This is the tale of the bloody war that ended in the conquest and annexation of the Punjab by the East India Company.
A disgruntled garrison's chance killing of two young British officers sent to govern the city of Multan sparks an unexpected war between the East India Company and the Sikh Empire. Following calls for retribution, Sir Hugh Gough, the veteran British Commander-in-Chief, strikes into the heart of the Punjab with a large force to face the Sikh army. After two inconclusive contests at Ramnuggar and Sadulpore, he nearly comes to grief at the small village of Chillianwalla by the Jhelum River, with half his line repulsed and his force in confusion. Only the fast-gathering darkness and jungle obscure the advantage lying with the Sikh army and prevent a complete British disaster. Recovering from the setback, Gough would achieve a decisive victory at the final battle of Gujrat, paving the way for British rule up to the Khyber Pass.

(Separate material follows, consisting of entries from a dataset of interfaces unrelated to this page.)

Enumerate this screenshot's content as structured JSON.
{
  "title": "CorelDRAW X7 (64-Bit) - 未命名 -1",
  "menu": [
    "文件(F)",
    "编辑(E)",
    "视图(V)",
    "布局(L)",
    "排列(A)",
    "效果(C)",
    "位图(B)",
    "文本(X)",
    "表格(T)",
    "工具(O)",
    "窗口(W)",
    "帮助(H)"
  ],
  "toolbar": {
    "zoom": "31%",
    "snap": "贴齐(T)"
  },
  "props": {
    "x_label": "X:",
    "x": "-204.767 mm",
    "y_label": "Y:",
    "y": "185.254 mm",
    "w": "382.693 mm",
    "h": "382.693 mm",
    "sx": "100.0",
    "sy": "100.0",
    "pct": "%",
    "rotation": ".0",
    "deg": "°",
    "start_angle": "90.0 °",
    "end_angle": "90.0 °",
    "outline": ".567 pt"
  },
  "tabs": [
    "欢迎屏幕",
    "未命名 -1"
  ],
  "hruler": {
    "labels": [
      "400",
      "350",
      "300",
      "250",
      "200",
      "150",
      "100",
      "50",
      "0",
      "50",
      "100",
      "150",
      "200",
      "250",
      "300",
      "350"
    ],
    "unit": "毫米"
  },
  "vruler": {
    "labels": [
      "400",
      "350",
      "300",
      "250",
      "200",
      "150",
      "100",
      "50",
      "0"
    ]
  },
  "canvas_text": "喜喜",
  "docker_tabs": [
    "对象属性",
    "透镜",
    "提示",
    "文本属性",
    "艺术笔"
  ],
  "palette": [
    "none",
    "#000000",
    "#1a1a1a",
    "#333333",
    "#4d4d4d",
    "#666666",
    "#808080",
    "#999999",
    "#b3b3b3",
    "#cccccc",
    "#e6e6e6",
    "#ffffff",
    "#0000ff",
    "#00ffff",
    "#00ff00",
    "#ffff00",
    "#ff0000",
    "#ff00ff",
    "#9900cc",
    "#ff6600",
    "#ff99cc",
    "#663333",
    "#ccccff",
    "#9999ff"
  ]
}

The Second Anglo-Sikh War is the warts-and-all story of the conflict that led to the demise of the Sikh Empire. Continuing his innovative approach to history writing from The First Anglo-Sikh War, Amarpal Singh augments the narrative of the campaign with battlefield guides that draw on eyewitness accounts and invite the reader to take a tour of the battlefields, either physically or virtually. Fully illustrated with period drawings, modern-day photographs and new maps, The Second Anglo-Sikh War gives this neglected conflict the attention it sorely deserves.
Amarpal Singh Sidhu was born in the Punjab, India. He spent over 20 years working in the software industry before turning to his real interest in military history and the exploration and analysis of battlefields. His first book "The First Anglo-Sikh War" has been well received. Amarpal has appeared and collaborated on history programs for several TV channels. He currently lives in London with his wife and two sons. His other interests include the later Roman Empire, Byzantium, the Ottoman Empire and World War Two. Field Marshal Sir John Lyon Chapple GCB, CBE was a career British Army officer in the second half of the 20th century. He served as Chief of the General Staff, the professional head of the British Army, from 1988 to 1992. Early in his early military career he saw action during the Malayan Emergency and again during the Indonesia-Malaysia confrontation and later in his career he provided advice to the British Government during the Gulf War.